WHAT TO WORK ON
Scanning the entries below, copy every line that contains the word "this".

SOURCE MATERIAL
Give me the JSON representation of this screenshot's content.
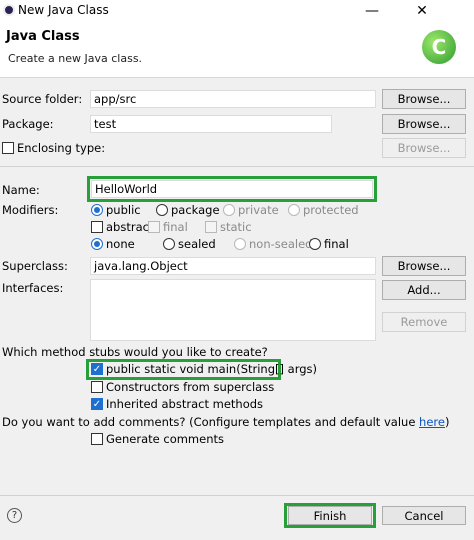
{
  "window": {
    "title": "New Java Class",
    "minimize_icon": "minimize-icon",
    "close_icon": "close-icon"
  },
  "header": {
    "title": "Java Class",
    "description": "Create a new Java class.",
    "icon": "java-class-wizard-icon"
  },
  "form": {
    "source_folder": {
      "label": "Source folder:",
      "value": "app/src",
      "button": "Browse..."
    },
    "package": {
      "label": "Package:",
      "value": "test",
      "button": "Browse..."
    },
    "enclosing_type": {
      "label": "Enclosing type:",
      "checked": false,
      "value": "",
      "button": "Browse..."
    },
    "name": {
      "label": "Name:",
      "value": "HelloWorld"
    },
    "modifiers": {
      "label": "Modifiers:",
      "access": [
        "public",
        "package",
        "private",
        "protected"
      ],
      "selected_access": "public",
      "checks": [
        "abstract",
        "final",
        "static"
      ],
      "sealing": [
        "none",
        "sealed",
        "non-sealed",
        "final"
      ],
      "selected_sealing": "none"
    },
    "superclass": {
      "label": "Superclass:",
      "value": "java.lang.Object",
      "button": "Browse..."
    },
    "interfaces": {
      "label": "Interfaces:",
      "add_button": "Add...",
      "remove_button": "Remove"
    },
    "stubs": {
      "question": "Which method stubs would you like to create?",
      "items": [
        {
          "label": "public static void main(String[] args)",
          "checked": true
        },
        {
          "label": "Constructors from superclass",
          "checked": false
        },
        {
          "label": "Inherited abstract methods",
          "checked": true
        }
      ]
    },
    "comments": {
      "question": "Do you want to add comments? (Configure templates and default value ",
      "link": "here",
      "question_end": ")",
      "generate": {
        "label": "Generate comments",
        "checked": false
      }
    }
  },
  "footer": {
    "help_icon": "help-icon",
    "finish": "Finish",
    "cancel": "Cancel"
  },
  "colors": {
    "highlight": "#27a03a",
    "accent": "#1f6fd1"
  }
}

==

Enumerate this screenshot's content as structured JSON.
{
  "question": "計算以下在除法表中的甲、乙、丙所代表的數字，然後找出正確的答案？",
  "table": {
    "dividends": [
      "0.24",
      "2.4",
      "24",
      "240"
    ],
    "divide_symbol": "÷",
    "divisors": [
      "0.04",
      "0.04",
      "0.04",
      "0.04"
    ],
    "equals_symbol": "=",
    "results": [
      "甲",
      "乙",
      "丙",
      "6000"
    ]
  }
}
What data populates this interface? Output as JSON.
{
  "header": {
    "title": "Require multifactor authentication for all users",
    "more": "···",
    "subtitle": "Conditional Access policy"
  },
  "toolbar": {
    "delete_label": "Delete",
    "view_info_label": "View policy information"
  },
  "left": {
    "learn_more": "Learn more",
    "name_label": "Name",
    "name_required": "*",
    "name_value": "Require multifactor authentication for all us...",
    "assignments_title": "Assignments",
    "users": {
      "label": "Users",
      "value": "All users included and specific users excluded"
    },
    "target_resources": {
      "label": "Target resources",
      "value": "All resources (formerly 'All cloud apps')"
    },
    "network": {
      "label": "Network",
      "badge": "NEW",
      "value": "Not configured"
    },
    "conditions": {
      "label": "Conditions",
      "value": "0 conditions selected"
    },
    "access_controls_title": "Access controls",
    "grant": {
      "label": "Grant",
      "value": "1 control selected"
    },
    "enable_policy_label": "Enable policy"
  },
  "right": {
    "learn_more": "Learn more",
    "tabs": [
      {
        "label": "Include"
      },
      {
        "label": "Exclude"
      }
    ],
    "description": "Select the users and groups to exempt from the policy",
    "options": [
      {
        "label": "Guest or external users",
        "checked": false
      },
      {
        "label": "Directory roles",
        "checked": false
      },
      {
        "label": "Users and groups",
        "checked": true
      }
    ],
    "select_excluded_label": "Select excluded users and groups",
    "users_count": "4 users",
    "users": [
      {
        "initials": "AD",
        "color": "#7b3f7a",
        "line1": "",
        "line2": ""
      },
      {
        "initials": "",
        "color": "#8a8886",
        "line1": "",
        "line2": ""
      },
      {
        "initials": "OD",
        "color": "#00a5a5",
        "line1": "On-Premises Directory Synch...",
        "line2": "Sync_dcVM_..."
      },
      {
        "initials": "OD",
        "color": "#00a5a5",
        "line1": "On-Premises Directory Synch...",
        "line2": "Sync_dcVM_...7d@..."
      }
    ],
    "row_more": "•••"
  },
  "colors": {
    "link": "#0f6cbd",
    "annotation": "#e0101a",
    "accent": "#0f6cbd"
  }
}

EXERCISE RESULT
Give me the JSON representation of this screenshot's content.
Enumerate this screenshot's content as structured JSON.
What data populates this interface? Output as JSON.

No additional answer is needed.